◆ WHAT IS REQUIRED ◆
Without the pictures, print each of the records below exactly as it appears.

+++++

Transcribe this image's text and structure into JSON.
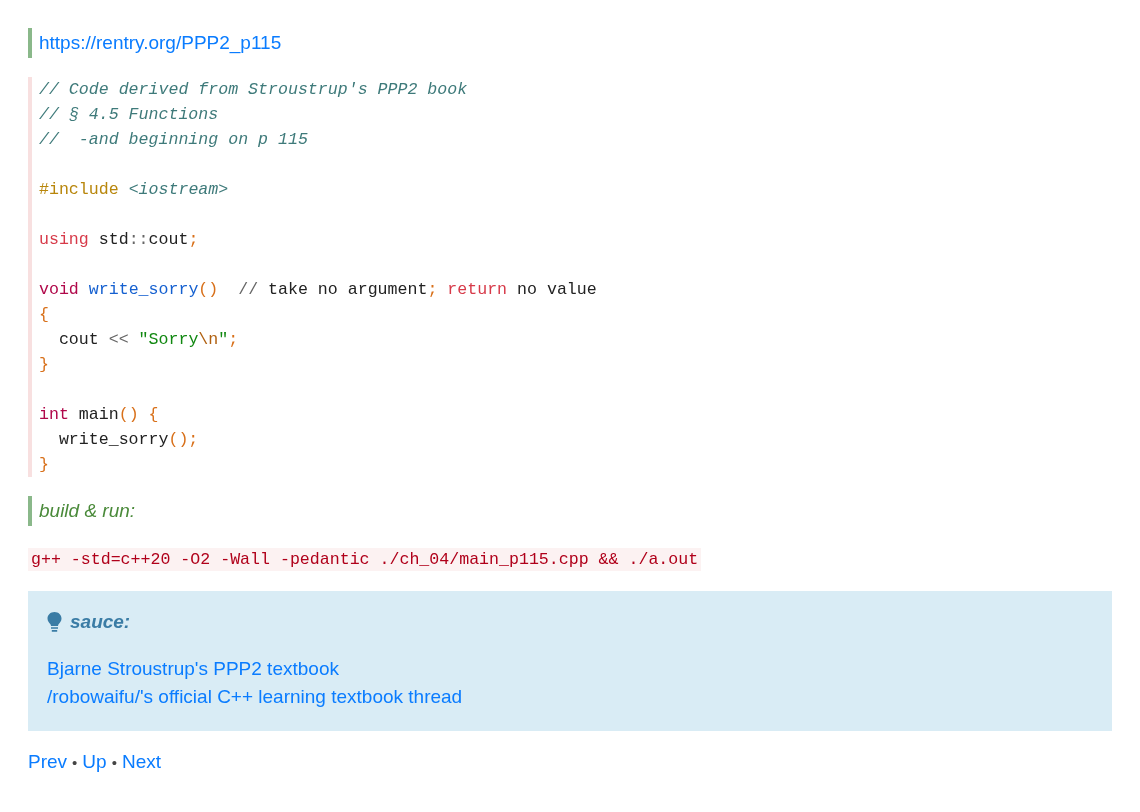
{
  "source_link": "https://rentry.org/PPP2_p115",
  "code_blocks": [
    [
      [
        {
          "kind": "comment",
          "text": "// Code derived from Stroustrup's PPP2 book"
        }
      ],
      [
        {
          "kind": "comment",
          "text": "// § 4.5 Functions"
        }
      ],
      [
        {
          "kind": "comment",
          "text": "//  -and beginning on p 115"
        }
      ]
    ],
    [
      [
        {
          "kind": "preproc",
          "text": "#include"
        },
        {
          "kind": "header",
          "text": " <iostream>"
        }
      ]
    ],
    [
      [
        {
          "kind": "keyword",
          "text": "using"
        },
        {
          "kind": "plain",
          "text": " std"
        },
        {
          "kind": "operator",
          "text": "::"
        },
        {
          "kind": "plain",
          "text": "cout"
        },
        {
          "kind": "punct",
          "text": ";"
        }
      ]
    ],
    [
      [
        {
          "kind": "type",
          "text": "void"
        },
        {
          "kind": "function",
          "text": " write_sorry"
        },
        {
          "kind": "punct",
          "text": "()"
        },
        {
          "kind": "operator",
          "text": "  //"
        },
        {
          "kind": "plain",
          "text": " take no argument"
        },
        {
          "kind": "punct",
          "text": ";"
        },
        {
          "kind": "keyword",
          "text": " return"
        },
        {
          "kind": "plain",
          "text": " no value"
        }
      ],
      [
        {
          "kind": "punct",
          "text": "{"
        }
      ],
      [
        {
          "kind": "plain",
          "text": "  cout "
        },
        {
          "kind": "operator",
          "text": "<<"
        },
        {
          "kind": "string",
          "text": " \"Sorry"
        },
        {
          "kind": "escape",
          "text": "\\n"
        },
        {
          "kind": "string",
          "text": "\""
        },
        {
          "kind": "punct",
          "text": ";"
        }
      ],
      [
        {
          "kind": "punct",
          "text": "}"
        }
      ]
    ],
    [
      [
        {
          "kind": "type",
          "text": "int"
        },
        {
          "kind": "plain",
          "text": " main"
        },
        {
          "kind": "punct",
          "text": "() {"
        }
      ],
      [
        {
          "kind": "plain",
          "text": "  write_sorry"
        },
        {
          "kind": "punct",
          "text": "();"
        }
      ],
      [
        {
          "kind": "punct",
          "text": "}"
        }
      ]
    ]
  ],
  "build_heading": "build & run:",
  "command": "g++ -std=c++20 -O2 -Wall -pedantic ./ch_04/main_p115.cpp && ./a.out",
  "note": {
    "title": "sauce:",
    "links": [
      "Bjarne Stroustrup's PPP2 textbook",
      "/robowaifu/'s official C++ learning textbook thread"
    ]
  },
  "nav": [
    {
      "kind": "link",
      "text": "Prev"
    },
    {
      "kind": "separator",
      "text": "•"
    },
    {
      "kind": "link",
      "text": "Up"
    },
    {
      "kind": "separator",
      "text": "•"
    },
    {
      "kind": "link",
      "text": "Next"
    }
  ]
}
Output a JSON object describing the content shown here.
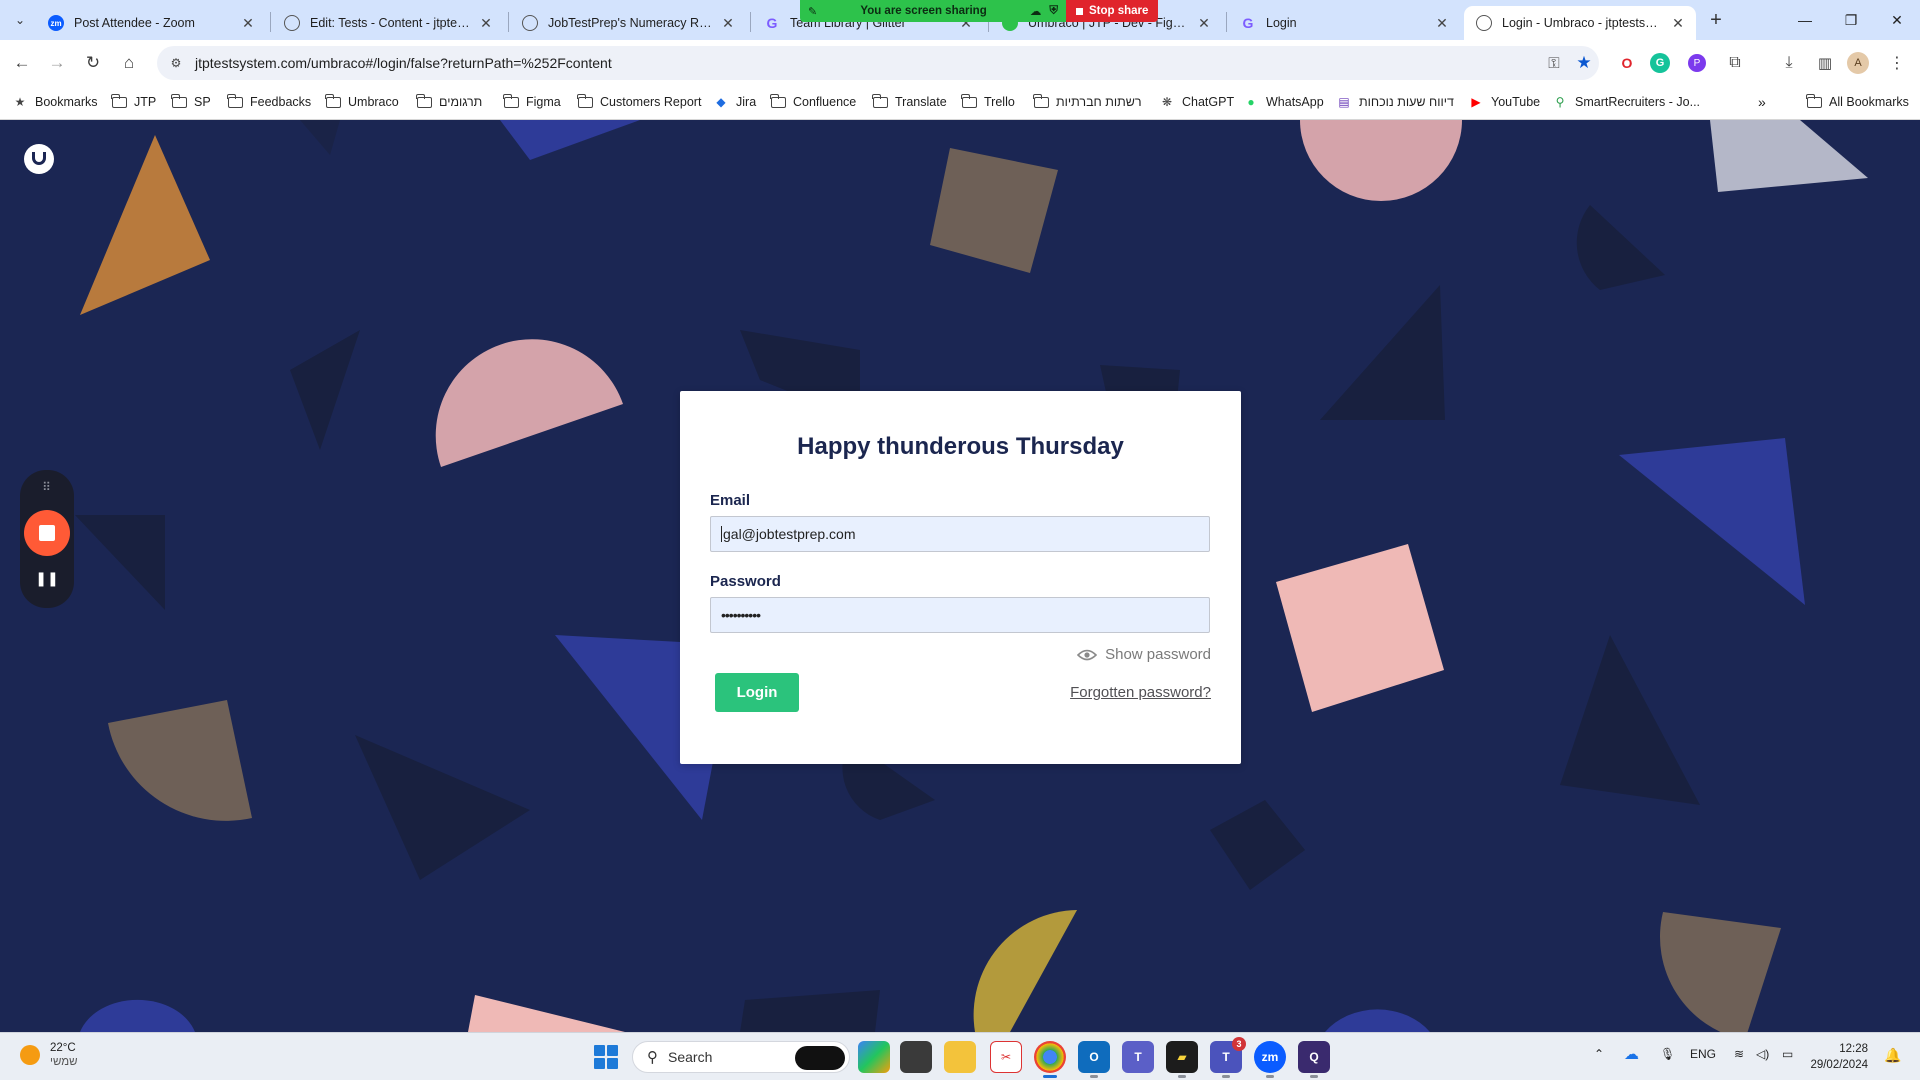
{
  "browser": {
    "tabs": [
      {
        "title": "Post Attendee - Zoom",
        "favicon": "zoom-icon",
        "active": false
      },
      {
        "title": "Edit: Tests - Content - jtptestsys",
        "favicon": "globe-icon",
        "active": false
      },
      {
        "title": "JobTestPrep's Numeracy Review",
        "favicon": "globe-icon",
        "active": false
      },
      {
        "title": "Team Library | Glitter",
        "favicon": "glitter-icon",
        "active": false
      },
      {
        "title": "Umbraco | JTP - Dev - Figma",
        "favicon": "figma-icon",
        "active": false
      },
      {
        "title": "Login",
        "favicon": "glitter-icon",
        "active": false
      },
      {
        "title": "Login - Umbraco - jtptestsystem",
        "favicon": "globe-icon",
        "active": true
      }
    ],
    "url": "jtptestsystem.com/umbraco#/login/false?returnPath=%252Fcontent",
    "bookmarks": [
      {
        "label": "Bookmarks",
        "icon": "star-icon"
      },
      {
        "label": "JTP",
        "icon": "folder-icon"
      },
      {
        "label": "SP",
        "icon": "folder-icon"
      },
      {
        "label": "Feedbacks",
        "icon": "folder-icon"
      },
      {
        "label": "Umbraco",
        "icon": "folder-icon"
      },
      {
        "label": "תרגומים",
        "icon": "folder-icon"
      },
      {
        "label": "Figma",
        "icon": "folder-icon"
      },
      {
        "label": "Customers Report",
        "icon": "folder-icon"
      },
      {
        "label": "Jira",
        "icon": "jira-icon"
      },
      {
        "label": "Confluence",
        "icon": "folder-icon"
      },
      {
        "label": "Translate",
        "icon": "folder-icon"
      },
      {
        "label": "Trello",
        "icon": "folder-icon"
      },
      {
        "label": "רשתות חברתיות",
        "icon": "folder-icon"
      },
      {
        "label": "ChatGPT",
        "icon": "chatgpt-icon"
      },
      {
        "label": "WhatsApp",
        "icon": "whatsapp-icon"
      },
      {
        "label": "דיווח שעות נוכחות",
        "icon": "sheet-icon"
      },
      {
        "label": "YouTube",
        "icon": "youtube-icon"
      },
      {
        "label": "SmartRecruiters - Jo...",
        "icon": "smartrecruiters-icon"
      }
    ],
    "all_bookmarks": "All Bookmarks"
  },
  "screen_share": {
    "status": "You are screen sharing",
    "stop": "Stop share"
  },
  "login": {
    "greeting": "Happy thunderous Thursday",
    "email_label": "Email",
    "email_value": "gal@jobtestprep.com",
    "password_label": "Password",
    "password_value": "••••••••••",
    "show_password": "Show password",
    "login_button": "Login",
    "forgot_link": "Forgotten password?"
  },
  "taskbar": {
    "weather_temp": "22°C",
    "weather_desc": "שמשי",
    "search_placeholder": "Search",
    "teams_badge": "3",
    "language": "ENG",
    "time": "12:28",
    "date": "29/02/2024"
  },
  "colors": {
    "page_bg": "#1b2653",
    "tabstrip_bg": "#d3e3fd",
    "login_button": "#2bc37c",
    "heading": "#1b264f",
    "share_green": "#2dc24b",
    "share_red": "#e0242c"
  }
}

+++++

◆ ANSWER SECTION ◆
Transcribe this image's text and structure into JSON.
{
  "source_link": "https://rentry.org/PPP2_p115",
  "code_blocks": [
    [
      [
        {
          "kind": "comment",
          "text": "// Code derived from Stroustrup's PPP2 book"
        }
      ],
      [
        {
          "kind": "comment",
          "text": "// § 4.5 Functions"
        }
      ],
      [
        {
          "kind": "comment",
          "text": "//  -and beginning on p 115"
        }
      ]
    ],
    [
      [
        {
          "kind": "preproc",
          "text": "#include"
        },
        {
          "kind": "header",
          "text": " <iostream>"
        }
      ]
    ],
    [
      [
        {
          "kind": "keyword",
          "text": "using"
        },
        {
          "kind": "plain",
          "text": " std"
        },
        {
          "kind": "operator",
          "text": "::"
        },
        {
          "kind": "plain",
          "text": "cout"
        },
        {
          "kind": "punct",
          "text": ";"
        }
      ]
    ],
    [
      [
        {
          "kind": "type",
          "text": "void"
        },
        {
          "kind": "function",
          "text": " write_sorry"
        },
        {
          "kind": "punct",
          "text": "()"
        },
        {
          "kind": "operator",
          "text": "  //"
        },
        {
          "kind": "plain",
          "text": " take no argument"
        },
        {
          "kind": "punct",
          "text": ";"
        },
        {
          "kind": "keyword",
          "text": " return"
        },
        {
          "kind": "plain",
          "text": " no value"
        }
      ],
      [
        {
          "kind": "punct",
          "text": "{"
        }
      ],
      [
        {
          "kind": "plain",
          "text": "  cout "
        },
        {
          "kind": "operator",
          "text": "<<"
        },
        {
          "kind": "string",
          "text": " \"Sorry"
        },
        {
          "kind": "escape",
          "text": "\\n"
        },
        {
          "kind": "string",
          "text": "\""
        },
        {
          "kind": "punct",
          "text": ";"
        }
      ],
      [
        {
          "kind": "punct",
          "text": "}"
        }
      ]
    ],
    [
      [
        {
          "kind": "type",
          "text": "int"
        },
        {
          "kind": "plain",
          "text": " main"
        },
        {
          "kind": "punct",
          "text": "() {"
        }
      ],
      [
        {
          "kind": "plain",
          "text": "  write_sorry"
        },
        {
          "kind": "punct",
          "text": "();"
        }
      ],
      [
        {
          "kind": "punct",
          "text": "}"
        }
      ]
    ]
  ],
  "build_heading": "build & run:",
  "command": "g++ -std=c++20 -O2 -Wall -pedantic ./ch_04/main_p115.cpp && ./a.out",
  "note": {
    "title": "sauce:",
    "links": [
      "Bjarne Stroustrup's PPP2 textbook",
      "/robowaifu/'s official C++ learning textbook thread"
    ]
  },
  "nav": [
    {
      "kind": "link",
      "text": "Prev"
    },
    {
      "kind": "separator",
      "text": "•"
    },
    {
      "kind": "link",
      "text": "Up"
    },
    {
      "kind": "separator",
      "text": "•"
    },
    {
      "kind": "link",
      "text": "Next"
    }
  ]
}
Output a JSON object describing the content shown here.
{
  "browser": {
    "tabs": [
      {
        "title": "Post Attendee - Zoom",
        "favicon": "zoom-icon",
        "active": false
      },
      {
        "title": "Edit: Tests - Content - jtptestsys",
        "favicon": "globe-icon",
        "active": false
      },
      {
        "title": "JobTestPrep's Numeracy Review",
        "favicon": "globe-icon",
        "active": false
      },
      {
        "title": "Team Library | Glitter",
        "favicon": "glitter-icon",
        "active": false
      },
      {
        "title": "Umbraco | JTP - Dev - Figma",
        "favicon": "figma-icon",
        "active": false
      },
      {
        "title": "Login",
        "favicon": "glitter-icon",
        "active": false
      },
      {
        "title": "Login - Umbraco - jtptestsystem",
        "favicon": "globe-icon",
        "active": true
      }
    ],
    "url": "jtptestsystem.com/umbraco#/login/false?returnPath=%252Fcontent",
    "bookmarks": [
      {
        "label": "Bookmarks",
        "icon": "star-icon"
      },
      {
        "label": "JTP",
        "icon": "folder-icon"
      },
      {
        "label": "SP",
        "icon": "folder-icon"
      },
      {
        "label": "Feedbacks",
        "icon": "folder-icon"
      },
      {
        "label": "Umbraco",
        "icon": "folder-icon"
      },
      {
        "label": "תרגומים",
        "icon": "folder-icon"
      },
      {
        "label": "Figma",
        "icon": "folder-icon"
      },
      {
        "label": "Customers Report",
        "icon": "folder-icon"
      },
      {
        "label": "Jira",
        "icon": "jira-icon"
      },
      {
        "label": "Confluence",
        "icon": "folder-icon"
      },
      {
        "label": "Translate",
        "icon": "folder-icon"
      },
      {
        "label": "Trello",
        "icon": "folder-icon"
      },
      {
        "label": "רשתות חברתיות",
        "icon": "folder-icon"
      },
      {
        "label": "ChatGPT",
        "icon": "chatgpt-icon"
      },
      {
        "label": "WhatsApp",
        "icon": "whatsapp-icon"
      },
      {
        "label": "דיווח שעות נוכחות",
        "icon": "sheet-icon"
      },
      {
        "label": "YouTube",
        "icon": "youtube-icon"
      },
      {
        "label": "SmartRecruiters - Jo...",
        "icon": "smartrecruiters-icon"
      }
    ],
    "all_bookmarks": "All Bookmarks"
  },
  "screen_share": {
    "status": "You are screen sharing",
    "stop": "Stop share"
  },
  "login": {
    "greeting": "Happy thunderous Thursday",
    "email_label": "Email",
    "email_value": "gal@jobtestprep.com",
    "password_label": "Password",
    "password_value": "••••••••••",
    "show_password": "Show password",
    "login_button": "Login",
    "forgot_link": "Forgotten password?"
  },
  "taskbar": {
    "weather_temp": "22°C",
    "weather_desc": "שמשי",
    "search_placeholder": "Search",
    "teams_badge": "3",
    "language": "ENG",
    "time": "12:28",
    "date": "29/02/2024"
  },
  "colors": {
    "page_bg": "#1b2653",
    "tabstrip_bg": "#d3e3fd",
    "login_button": "#2bc37c",
    "heading": "#1b264f",
    "share_green": "#2dc24b",
    "share_red": "#e0242c"
  }
}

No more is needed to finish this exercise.